DESCRIPTION OF THE TASK >> Scan the lines below for "title" and copy the matches.

SOURCE RECORDS Block Start

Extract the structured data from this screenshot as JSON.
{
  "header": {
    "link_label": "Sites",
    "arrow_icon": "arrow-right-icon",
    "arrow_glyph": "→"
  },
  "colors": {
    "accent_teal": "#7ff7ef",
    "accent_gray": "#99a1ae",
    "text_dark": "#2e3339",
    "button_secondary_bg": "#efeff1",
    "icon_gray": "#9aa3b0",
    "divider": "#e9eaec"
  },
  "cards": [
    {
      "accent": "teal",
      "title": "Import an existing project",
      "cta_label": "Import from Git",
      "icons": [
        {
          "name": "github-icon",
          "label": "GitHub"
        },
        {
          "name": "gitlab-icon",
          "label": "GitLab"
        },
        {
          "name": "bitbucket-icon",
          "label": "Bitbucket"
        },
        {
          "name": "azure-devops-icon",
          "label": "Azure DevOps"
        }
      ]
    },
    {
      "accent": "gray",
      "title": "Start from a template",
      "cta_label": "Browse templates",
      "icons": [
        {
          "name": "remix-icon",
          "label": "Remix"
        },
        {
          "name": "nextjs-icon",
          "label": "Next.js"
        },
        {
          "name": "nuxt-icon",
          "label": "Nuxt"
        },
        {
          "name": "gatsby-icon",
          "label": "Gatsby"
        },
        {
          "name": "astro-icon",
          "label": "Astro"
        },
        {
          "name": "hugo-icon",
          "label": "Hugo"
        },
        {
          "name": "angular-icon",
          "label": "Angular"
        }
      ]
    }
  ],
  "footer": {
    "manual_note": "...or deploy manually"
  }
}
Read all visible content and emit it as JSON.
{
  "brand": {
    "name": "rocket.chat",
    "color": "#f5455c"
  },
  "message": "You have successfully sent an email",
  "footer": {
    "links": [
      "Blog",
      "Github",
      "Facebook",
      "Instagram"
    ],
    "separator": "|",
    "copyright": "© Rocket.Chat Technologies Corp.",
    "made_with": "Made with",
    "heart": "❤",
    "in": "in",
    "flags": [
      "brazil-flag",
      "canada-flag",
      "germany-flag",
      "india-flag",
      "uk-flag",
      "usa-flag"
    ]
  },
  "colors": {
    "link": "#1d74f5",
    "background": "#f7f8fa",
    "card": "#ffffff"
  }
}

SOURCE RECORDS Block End

SOLVED EXERCISE >>
      "title": "Import an existing project",
      "title": "Start from a template",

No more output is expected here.